Searching Digital Resources: Designing Usability Into Digital Interfaces
Steve DiDomenico & Jeannette Moss
Just when I think the room can not get any more packed, twenty people walk in the door. Sharon and I guard our space by the plugs in the back like librarians hyped on coffee. 😉
The Northwestern group speaks first:
Northwestern redesigned their site about five years ago and they found through surveys and interactions that their patrons were currently frustrated with accessibility issues, so they did usability testing to find what actually works and what does not. They asked a random sample of students to complete particular tasks on their website and they recorded the computer screen during the ineraction, which they showed during the presentation. It was enlightening to see the common mistakes that users make on what seems to us to be a very explanatory web site. They are mistakes that we see at the reference desk all the time, but may not ever take time to note.
Some basic findings:
The most basic thing to take away from this session: We must pay attention to what the users need, not what we think they need and we have to realize that usability testing should be an ongoing process.

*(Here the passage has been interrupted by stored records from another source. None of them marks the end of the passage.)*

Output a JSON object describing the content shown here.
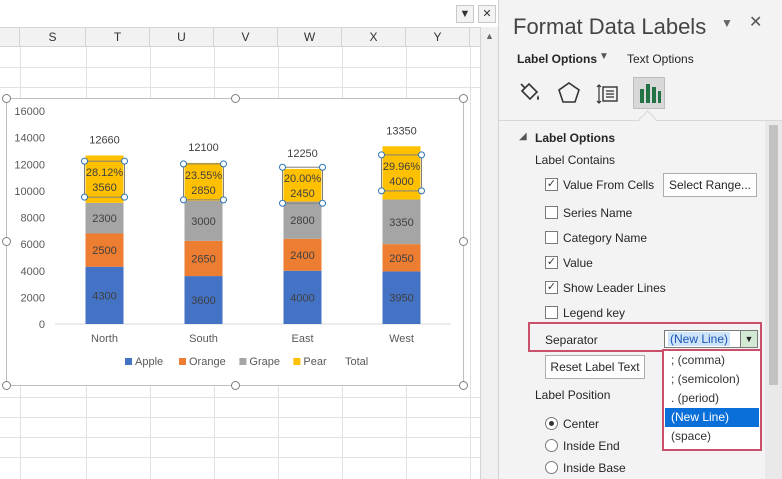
{
  "sheet": {
    "columns": [
      "S",
      "T",
      "U",
      "V",
      "W",
      "X",
      "Y"
    ],
    "dropdown_glyph": "▼",
    "close_glyph": "✕"
  },
  "chart_data": {
    "type": "bar",
    "stacked": true,
    "categories": [
      "North",
      "South",
      "East",
      "West"
    ],
    "series": [
      {
        "name": "Apple",
        "color": "#4472c4",
        "values": [
          4300,
          3600,
          4000,
          3950
        ]
      },
      {
        "name": "Orange",
        "color": "#ed7d31",
        "values": [
          2500,
          2650,
          2400,
          2050
        ]
      },
      {
        "name": "Grape",
        "color": "#a5a5a5",
        "values": [
          2300,
          3000,
          2800,
          3350
        ]
      },
      {
        "name": "Pear",
        "color": "#ffc000",
        "values": [
          3560,
          2850,
          2450,
          4000
        ]
      }
    ],
    "totals_series_name": "Total",
    "totals": [
      12660,
      12100,
      12250,
      13350
    ],
    "pear_percent_labels": [
      "28.12%",
      "23.55%",
      "20.00%",
      "29.96%"
    ],
    "ylim": [
      0,
      16000
    ],
    "yticks": [
      0,
      2000,
      4000,
      6000,
      8000,
      10000,
      12000,
      14000,
      16000
    ],
    "legend_position": "bottom"
  },
  "pane": {
    "title": "Format Data Labels",
    "ctrl_glyph": "▼",
    "close_glyph": "✕",
    "tabs": {
      "label_options": "Label Options",
      "chev": "▼",
      "text_options": "Text Options"
    },
    "icons": [
      "fill-line-icon",
      "effects-icon",
      "size-properties-icon",
      "label-options-icon"
    ],
    "section_triangle": "◢",
    "section_title": "Label Options",
    "label_contains": "Label Contains",
    "options": [
      {
        "name": "value-from-cells",
        "label": "Value From Cells",
        "checked": true
      },
      {
        "name": "series-name",
        "label": "Series Name",
        "checked": false
      },
      {
        "name": "category-name",
        "label": "Category Name",
        "checked": false
      },
      {
        "name": "value",
        "label": "Value",
        "checked": true
      },
      {
        "name": "show-leader-lines",
        "label": "Show Leader Lines",
        "checked": true
      },
      {
        "name": "legend-key",
        "label": "Legend key",
        "checked": false
      }
    ],
    "select_range": "Select Range...",
    "separator_label": "Separator",
    "separator_value": "(New Line)",
    "separator_arrow": "▼",
    "separator_options": [
      "; (comma)",
      "; (semicolon)",
      ". (period)",
      "(New Line)",
      "(space)"
    ],
    "separator_selected_index": 3,
    "reset_label_text": "Reset Label Text",
    "label_position": "Label Position",
    "positions": [
      {
        "label": "Center",
        "selected": true
      },
      {
        "label": "Inside End",
        "selected": false
      },
      {
        "label": "Inside Base",
        "selected": false
      }
    ],
    "check_glyph": "✓"
  }
}
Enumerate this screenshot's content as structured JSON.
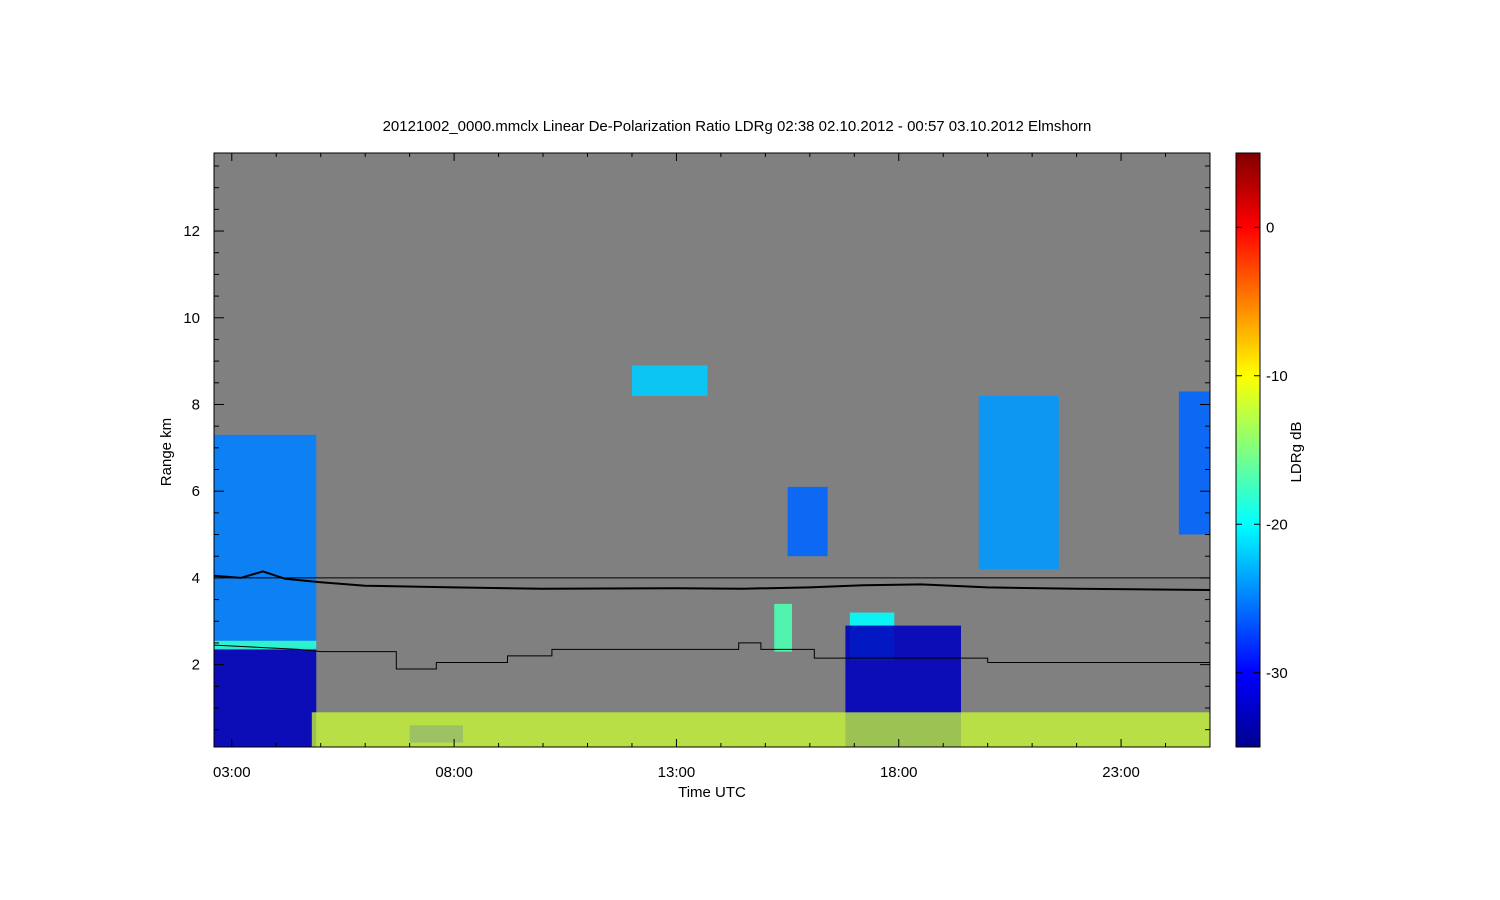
{
  "chart_data": {
    "type": "heatmap",
    "title": "20121002_0000.mmclx Linear De-Polarization Ratio LDRg   02:38 02.10.2012 - 00:57 03.10.2012 Elmshorn",
    "xlabel": "Time UTC",
    "ylabel": "Range km",
    "colorbar_label": "LDRg dB",
    "x_unit": "hours UTC",
    "xlim": [
      2.6,
      25.0
    ],
    "ylim": [
      0.1,
      13.8
    ],
    "x_ticks": [
      {
        "value": 3,
        "label": "03:00"
      },
      {
        "value": 8,
        "label": "08:00"
      },
      {
        "value": 13,
        "label": "13:00"
      },
      {
        "value": 18,
        "label": "18:00"
      },
      {
        "value": 23,
        "label": "23:00"
      }
    ],
    "y_ticks": [
      {
        "value": 2,
        "label": "2"
      },
      {
        "value": 4,
        "label": "4"
      },
      {
        "value": 6,
        "label": "6"
      },
      {
        "value": 8,
        "label": "8"
      },
      {
        "value": 10,
        "label": "10"
      },
      {
        "value": 12,
        "label": "12"
      }
    ],
    "colorbar_range": [
      -35,
      5
    ],
    "colorbar_ticks": [
      {
        "value": 0,
        "label": "0"
      },
      {
        "value": -10,
        "label": "-10"
      },
      {
        "value": -20,
        "label": "-20"
      },
      {
        "value": -30,
        "label": "-30"
      }
    ],
    "background_color": "#808080",
    "colormap": [
      "#00008f",
      "#0000ff",
      "#0080ff",
      "#00ffff",
      "#80ff80",
      "#ffff00",
      "#ff8000",
      "#ff0000",
      "#800000"
    ],
    "lines": [
      {
        "id": "upper-level-line",
        "color": "#000000",
        "points": [
          [
            2.6,
            4.0
          ],
          [
            25.0,
            4.0
          ]
        ]
      },
      {
        "id": "noisy-height-line",
        "color": "#000000",
        "points": [
          [
            2.6,
            4.05
          ],
          [
            3.2,
            4.0
          ],
          [
            3.7,
            4.15
          ],
          [
            4.2,
            3.98
          ],
          [
            5.0,
            3.9
          ],
          [
            6.0,
            3.82
          ],
          [
            8.0,
            3.78
          ],
          [
            10.0,
            3.75
          ],
          [
            13.0,
            3.76
          ],
          [
            14.5,
            3.75
          ],
          [
            16.0,
            3.78
          ],
          [
            17.2,
            3.83
          ],
          [
            18.5,
            3.85
          ],
          [
            20.0,
            3.78
          ],
          [
            22.0,
            3.75
          ],
          [
            25.0,
            3.72
          ]
        ]
      },
      {
        "id": "step-height-line",
        "color": "#000000",
        "points": [
          [
            2.6,
            2.45
          ],
          [
            4.5,
            2.35
          ],
          [
            5.0,
            2.3
          ],
          [
            6.7,
            2.3
          ],
          [
            6.7,
            1.9
          ],
          [
            7.6,
            1.9
          ],
          [
            7.6,
            2.05
          ],
          [
            9.2,
            2.05
          ],
          [
            9.2,
            2.2
          ],
          [
            10.2,
            2.2
          ],
          [
            10.2,
            2.35
          ],
          [
            14.4,
            2.35
          ],
          [
            14.4,
            2.5
          ],
          [
            14.9,
            2.5
          ],
          [
            14.9,
            2.35
          ],
          [
            16.1,
            2.35
          ],
          [
            16.1,
            2.15
          ],
          [
            20.0,
            2.15
          ],
          [
            20.0,
            2.05
          ],
          [
            25.0,
            2.05
          ]
        ]
      }
    ],
    "echo_regions": [
      {
        "x": [
          2.6,
          4.9
        ],
        "y": [
          2.4,
          7.3
        ],
        "ldr": -25
      },
      {
        "x": [
          2.6,
          4.9
        ],
        "y": [
          0.1,
          2.4
        ],
        "ldr": -33
      },
      {
        "x": [
          2.6,
          4.9
        ],
        "y": [
          2.35,
          2.55
        ],
        "ldr": -18
      },
      {
        "x": [
          7.0,
          8.2
        ],
        "y": [
          0.2,
          0.6
        ],
        "ldr": -30
      },
      {
        "x": [
          12.0,
          13.7
        ],
        "y": [
          8.2,
          8.9
        ],
        "ldr": -22
      },
      {
        "x": [
          15.5,
          16.4
        ],
        "y": [
          4.5,
          6.1
        ],
        "ldr": -26
      },
      {
        "x": [
          15.2,
          15.6
        ],
        "y": [
          2.3,
          3.4
        ],
        "ldr": -17
      },
      {
        "x": [
          16.9,
          17.9
        ],
        "y": [
          2.1,
          3.2
        ],
        "ldr": -20
      },
      {
        "x": [
          16.8,
          19.4
        ],
        "y": [
          0.1,
          2.9
        ],
        "ldr": -33
      },
      {
        "x": [
          19.8,
          21.6
        ],
        "y": [
          4.2,
          8.2
        ],
        "ldr": -24
      },
      {
        "x": [
          24.3,
          25.0
        ],
        "y": [
          5.0,
          8.3
        ],
        "ldr": -26
      },
      {
        "x": [
          4.8,
          25.0
        ],
        "y": [
          0.1,
          0.9
        ],
        "ldr": -12
      }
    ]
  }
}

Everyoneâ€™s learning style and personality effect they way they see and interact with the world. Only about 20% of people are word smart learners, which is where many librarians fall, and we must keep in mind that we serve more than 20% of the population. Stephen Abram also makes a point of saying that, starting with the younger Gen Xers, children are taught differently in schools than their parents were. I have never previously considered how personalities can effect the way people use the web. Unconsciously, I think many of us know this reality, but very few of us actually put it into use. As we design things, we must always ask ourselves how the users see things.